It may have had nothing to do with the Conservative dirty tricks department, but the Labour Party's text of Gordon Brown's opening election salvo arrived (twice) on my computer in what seemed to be a cross between ancient Egyptian hieroglyphics and shorthand.

The English version, when it turned up, was much longer, though no more inspiring. It contained nothing The Chancellor has not said already.

Maybe this was tactical reticence, he was holding back his fireworks for greater effect later on. Or maybe this was just a demonstration of not sulking, proof that Mr Brown was actually taking part in the campaign.

Whatever, things he left unsaid rang louder than anything he uttered.

Nothing about MG Rover, for a start - the one economic drama we can reliably expect to unfold in the course of this campaign. In what direction and to whose electoral, let alone economic, advantage, we shall see.

All Mr Brown had to say was that on his visit to China - when he failed to secure Rover's future - he saw "an Asia moving forward in science-based, high-skilled, value-added production services".

That is to the point. But so is the future of Longbridge.

There was nothing about tax, either - though a fair bit about spending or "investing in and reforming public services instead of just cutting them", and not a word about value for public money. Tax promises may come later.

Yesterday it looked as if both Mr Brown and Michael Howard have been hearing the same focus groups telling them to beware of anything that could involve "cuts". The received wisdom is that the electorate is in love with public spending, or at least profoundly nervous of any attempts at good financial house-keeping that might constrain the NHS.

Above all, there was nothing about pensions.

Nobody expects Mr Brown to draw attention to his own part in wrecking the structure of well-funded occupational pension schemes in place when he came to the Treasury. The question now is whether we are to have compulsory contributions to make good the damage - and whether voters can tell the difference between compulsory contributions and taxes.

If this election is to be won and lost on "the economy, stupid", these are all issues that will get an airing.

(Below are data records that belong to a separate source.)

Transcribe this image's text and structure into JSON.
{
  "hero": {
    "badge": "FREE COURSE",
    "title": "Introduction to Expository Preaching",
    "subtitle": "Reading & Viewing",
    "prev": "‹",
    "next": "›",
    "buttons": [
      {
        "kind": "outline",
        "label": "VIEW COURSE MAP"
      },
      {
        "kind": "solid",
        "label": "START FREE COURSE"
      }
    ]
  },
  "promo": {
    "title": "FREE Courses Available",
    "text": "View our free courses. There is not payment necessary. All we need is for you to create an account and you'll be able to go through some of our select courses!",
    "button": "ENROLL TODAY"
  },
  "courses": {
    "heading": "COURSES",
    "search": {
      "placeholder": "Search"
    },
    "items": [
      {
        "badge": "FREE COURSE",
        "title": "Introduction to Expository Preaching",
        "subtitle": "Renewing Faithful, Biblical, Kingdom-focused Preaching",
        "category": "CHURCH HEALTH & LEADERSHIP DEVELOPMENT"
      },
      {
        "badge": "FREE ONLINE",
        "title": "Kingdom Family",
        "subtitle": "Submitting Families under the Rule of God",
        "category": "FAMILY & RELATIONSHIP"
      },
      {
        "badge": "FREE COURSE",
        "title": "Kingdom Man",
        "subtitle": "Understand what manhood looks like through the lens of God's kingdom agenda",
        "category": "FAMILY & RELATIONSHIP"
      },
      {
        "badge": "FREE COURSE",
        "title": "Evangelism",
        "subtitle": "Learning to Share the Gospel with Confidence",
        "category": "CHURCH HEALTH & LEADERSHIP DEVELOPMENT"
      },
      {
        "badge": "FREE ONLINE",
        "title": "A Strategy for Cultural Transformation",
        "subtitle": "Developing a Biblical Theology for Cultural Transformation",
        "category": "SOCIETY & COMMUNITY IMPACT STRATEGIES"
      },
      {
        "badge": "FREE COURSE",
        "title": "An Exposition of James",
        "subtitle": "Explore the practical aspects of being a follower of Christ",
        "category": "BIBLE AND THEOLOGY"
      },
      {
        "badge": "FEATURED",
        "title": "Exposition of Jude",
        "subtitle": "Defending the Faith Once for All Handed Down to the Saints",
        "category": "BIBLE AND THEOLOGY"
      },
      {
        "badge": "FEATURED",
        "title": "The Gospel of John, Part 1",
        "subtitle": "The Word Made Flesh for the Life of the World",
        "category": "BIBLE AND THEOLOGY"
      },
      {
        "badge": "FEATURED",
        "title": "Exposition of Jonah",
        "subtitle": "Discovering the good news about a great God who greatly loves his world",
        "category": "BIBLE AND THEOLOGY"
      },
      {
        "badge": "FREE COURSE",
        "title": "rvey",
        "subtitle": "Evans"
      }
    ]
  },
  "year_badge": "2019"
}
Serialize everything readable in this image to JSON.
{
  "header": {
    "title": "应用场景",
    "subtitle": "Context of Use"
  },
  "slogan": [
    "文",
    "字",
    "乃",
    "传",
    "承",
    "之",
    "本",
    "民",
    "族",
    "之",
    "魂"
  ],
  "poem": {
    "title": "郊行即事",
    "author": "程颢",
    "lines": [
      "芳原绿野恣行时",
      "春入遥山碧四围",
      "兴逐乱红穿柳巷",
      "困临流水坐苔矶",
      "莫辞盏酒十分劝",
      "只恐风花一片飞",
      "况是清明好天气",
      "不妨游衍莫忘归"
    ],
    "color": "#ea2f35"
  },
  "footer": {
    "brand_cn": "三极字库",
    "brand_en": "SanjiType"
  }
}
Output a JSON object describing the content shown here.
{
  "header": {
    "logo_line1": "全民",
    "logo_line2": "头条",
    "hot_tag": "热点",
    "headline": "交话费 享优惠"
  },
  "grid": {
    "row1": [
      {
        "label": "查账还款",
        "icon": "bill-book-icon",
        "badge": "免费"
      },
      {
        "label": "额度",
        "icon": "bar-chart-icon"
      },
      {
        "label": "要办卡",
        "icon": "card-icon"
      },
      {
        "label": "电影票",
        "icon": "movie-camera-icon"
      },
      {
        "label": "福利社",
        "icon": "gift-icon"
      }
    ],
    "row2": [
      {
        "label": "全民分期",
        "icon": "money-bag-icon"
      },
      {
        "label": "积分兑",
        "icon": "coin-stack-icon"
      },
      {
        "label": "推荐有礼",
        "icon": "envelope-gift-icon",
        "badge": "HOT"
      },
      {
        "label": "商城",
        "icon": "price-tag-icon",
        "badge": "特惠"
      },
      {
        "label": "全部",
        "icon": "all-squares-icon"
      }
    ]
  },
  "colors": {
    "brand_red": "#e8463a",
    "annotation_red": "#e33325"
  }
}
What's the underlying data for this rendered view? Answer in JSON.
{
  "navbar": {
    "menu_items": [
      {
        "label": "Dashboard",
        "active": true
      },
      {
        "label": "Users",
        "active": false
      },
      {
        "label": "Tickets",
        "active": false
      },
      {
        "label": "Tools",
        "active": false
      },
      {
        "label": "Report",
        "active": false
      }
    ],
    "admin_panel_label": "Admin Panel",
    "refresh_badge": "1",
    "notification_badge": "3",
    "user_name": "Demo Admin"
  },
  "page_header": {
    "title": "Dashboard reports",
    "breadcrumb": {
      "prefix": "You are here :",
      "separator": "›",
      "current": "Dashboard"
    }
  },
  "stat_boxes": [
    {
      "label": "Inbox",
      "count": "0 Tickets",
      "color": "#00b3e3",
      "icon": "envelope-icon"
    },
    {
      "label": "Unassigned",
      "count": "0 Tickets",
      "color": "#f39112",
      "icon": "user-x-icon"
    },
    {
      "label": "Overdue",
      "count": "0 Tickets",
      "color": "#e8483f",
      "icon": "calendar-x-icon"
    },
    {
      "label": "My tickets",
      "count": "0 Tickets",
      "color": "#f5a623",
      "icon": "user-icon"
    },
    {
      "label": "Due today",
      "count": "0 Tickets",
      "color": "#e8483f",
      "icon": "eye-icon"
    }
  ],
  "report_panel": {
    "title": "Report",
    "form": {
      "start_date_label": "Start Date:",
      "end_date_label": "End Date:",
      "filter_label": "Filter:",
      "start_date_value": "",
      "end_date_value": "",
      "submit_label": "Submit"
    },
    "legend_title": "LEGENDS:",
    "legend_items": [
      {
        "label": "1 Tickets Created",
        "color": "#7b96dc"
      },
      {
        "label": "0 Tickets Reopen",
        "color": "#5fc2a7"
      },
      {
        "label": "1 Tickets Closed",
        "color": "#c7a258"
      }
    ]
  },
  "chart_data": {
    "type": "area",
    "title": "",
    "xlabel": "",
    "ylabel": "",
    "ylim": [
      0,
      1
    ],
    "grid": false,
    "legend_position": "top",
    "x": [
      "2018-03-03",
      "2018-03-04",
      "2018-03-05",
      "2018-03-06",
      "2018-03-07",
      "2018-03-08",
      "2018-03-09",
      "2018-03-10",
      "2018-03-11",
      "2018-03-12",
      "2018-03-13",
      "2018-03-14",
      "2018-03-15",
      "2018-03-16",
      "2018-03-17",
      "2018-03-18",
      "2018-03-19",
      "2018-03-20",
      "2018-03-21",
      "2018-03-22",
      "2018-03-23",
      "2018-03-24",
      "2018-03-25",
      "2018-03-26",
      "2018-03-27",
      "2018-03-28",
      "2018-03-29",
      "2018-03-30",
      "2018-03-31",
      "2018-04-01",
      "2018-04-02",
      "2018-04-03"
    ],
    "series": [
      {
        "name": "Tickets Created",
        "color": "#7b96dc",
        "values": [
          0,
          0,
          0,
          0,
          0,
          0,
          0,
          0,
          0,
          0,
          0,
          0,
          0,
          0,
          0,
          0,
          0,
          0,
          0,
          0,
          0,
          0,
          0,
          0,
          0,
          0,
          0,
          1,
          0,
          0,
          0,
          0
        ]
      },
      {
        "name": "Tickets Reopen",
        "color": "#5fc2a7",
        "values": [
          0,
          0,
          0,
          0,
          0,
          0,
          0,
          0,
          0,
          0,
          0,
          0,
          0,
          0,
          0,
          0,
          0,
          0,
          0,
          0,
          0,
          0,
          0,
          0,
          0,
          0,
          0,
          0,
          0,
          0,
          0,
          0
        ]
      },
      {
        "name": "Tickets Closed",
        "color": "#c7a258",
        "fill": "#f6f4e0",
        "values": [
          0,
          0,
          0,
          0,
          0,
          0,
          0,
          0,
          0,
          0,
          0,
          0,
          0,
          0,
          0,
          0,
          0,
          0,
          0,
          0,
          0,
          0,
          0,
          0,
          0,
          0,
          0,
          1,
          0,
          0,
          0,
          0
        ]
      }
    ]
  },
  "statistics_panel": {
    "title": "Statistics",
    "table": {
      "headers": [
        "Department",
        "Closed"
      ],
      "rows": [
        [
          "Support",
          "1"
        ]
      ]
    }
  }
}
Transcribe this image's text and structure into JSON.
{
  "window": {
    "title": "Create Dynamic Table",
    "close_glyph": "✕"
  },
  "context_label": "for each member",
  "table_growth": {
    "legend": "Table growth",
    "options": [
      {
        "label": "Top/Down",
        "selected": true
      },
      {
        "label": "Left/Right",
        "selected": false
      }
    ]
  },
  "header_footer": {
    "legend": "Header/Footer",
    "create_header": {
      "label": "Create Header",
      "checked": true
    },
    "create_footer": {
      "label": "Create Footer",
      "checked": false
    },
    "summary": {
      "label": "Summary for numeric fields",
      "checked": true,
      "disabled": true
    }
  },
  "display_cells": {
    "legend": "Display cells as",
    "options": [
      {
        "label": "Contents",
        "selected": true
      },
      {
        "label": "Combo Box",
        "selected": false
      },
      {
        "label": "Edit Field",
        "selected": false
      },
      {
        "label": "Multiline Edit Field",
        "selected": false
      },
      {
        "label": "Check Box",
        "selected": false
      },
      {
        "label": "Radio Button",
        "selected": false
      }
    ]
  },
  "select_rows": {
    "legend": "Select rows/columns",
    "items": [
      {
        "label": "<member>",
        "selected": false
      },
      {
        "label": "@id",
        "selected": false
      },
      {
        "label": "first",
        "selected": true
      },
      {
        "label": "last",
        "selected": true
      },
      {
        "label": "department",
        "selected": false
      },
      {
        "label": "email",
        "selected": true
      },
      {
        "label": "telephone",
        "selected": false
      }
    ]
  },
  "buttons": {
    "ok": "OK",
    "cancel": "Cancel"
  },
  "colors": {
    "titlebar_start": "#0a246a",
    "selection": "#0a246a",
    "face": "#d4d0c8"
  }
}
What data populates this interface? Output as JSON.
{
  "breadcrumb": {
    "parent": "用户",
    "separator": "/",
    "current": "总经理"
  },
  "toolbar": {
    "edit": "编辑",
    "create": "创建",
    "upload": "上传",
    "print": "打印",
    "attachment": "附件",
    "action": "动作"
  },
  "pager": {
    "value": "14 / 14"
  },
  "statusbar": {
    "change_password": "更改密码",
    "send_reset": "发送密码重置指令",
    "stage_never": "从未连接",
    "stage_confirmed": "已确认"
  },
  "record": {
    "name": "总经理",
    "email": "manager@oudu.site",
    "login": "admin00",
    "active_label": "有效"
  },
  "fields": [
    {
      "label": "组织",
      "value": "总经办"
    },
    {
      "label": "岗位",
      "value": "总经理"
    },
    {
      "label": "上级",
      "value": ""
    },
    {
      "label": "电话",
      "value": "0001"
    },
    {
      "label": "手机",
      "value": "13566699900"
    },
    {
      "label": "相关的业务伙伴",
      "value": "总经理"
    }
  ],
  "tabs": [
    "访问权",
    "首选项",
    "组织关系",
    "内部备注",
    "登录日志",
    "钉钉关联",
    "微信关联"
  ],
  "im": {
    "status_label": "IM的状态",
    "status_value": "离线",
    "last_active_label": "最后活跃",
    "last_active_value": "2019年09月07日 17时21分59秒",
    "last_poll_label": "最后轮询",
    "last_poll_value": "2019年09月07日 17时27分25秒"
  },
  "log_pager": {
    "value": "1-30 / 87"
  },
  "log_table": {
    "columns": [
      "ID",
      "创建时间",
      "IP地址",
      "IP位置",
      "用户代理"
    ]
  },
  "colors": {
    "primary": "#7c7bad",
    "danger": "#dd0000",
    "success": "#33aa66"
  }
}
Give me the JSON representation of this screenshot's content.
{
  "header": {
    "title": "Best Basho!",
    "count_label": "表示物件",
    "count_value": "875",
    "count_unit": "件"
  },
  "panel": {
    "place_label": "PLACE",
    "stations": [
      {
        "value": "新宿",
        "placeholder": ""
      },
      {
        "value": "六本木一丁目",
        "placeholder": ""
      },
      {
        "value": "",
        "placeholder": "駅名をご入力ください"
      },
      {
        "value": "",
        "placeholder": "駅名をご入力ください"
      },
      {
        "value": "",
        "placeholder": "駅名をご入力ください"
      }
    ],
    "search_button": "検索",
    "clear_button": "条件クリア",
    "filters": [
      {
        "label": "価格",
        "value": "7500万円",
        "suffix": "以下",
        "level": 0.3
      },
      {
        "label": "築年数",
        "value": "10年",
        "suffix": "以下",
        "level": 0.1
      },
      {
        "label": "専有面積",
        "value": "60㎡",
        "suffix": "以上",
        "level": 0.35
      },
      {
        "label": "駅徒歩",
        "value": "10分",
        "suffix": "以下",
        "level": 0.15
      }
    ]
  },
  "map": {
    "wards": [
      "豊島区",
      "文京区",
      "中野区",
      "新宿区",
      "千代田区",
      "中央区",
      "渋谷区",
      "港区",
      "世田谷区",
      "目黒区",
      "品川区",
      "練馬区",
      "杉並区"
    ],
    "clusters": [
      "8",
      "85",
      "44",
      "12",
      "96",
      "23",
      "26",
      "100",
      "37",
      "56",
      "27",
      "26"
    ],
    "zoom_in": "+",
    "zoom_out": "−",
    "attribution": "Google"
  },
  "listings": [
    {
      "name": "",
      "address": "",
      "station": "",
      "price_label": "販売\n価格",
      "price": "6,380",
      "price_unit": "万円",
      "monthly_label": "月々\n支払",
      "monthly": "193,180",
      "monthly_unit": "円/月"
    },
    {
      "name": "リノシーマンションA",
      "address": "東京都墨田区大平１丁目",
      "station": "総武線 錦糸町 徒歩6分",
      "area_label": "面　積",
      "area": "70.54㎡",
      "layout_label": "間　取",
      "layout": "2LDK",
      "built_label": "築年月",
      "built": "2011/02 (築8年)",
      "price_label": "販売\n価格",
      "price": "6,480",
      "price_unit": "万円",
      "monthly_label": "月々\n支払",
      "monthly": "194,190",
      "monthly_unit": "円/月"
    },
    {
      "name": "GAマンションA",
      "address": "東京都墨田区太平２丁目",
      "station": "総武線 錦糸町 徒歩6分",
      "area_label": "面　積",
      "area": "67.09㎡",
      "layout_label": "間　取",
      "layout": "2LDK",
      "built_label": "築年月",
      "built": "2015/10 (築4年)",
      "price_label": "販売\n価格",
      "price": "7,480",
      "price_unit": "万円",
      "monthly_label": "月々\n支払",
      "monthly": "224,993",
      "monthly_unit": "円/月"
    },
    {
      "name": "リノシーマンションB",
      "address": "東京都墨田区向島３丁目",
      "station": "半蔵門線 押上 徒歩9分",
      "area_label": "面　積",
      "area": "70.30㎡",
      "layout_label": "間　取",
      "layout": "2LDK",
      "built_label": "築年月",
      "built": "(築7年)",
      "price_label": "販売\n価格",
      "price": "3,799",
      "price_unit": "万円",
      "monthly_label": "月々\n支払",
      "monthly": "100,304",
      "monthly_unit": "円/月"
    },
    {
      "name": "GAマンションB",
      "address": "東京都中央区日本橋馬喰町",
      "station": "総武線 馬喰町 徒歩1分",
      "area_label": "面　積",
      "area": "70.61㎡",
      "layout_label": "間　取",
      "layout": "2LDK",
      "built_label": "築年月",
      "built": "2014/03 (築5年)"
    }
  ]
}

Any of them could become explosive. By not raising them on Day One, Mr Brown has not made them go away.